The testing model of human capital development dominated until the 80s and 90s, when corporate universities came into vogue with conglomerates looking to standardize and industrialize skills in their workforce. Companies like IBM built large internal education departments and staffed them with highly trained learning professionals.
The internet disrupted this model at the turn of the millennium. Online courses and classrooms proliferated, as did tools for developing them. Simulations, social learning models, and analytics further professionalized the learning function within large organizations. Practitioners became experts at using the internet to help employees learn.
But the internet and digital tech more broadly did not stop evolving. Organizations like Google, Wikimedia, and Project Gutenberg have made a growing fraction of all human knowledge available online. Initiatives like Coursera, Khan Academy, or Lynda.com mean that all employees need to access top-notch instruction in almost any subject is a computer with access to the internet. Thanks to smartphones, most people carry such a tool with them at all times.

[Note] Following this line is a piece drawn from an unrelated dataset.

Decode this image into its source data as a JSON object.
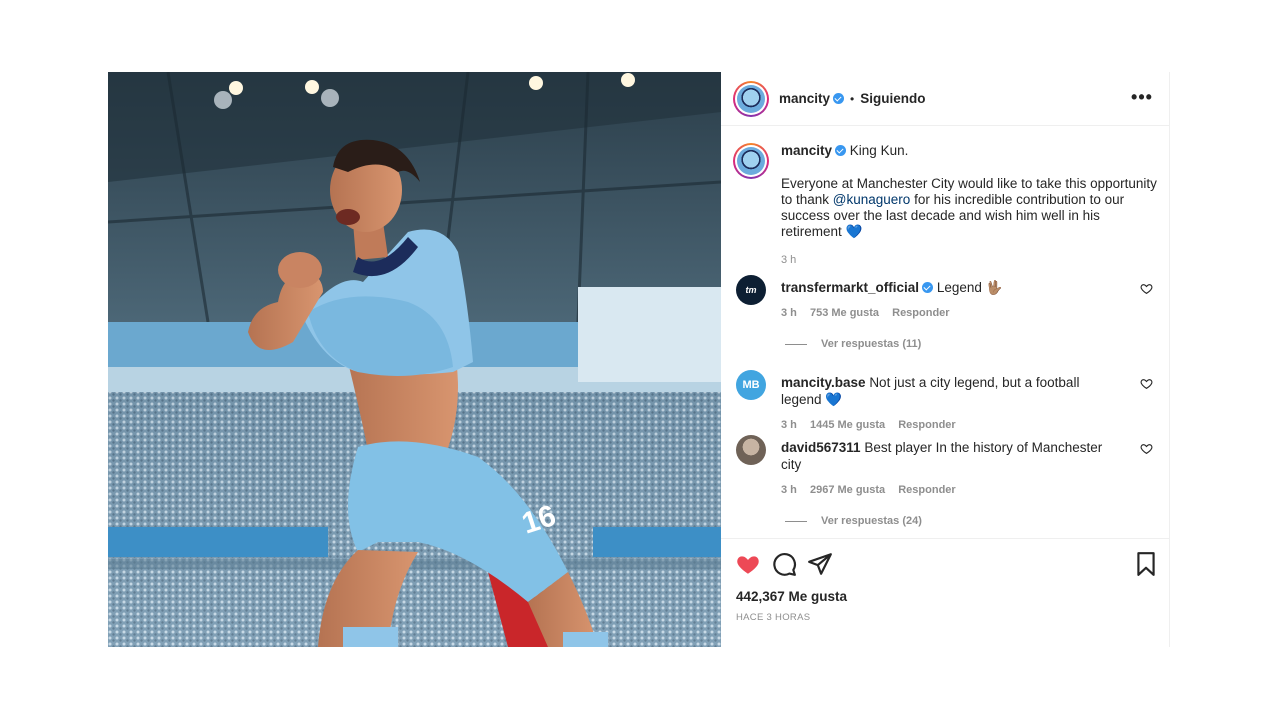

This wave of learning disruption coincided with a huge spike in demand for on-the-job training. Today, job skills have a shorter shelf life than at any point in history. Workers are aware of this, and eagerly seek out the skills they need to stay relevant.
But they are increasingly able to do so independent of any intervention from learning professionals. The day is not far off when an employee looking for training will simply ask Google or Alexa or Siri to locate instruction from a global expert. In an environment like this, do banks still need to keep dedicated learning professionals around?
In my opinion, the answer is “yes.” As the amount of information at our fingertips explodes, the need for informed curation of that information also grows—especially in the world of financial services, which has always been swimming in data.
That does not mean that the learning function will continue unchanged in financial services, however. From where I stand, three major changes are coming.
First, the learning function will go from overt to covert. Where once learning professionals designed courses, taught classes, and evaluated students, they will work behind the scenes to make sure that employees can access the information they need at the push of a button.
Second, learning professionals will go from creating to curating. As the “haystack” of information gets bigger and bigger, those knowing where to find the “needles” of relevant data will become more valuable.
Third, the focus of organizational learning will shift from events to ecosystems. Single courses, conferences, or classes will become less important as on-demand training continues to grow in popularity. “Educational ecosystems” will rise to take their place.
What does this all mean in practice? Come back next week for a look at six tools that point to the future of learning in financial services.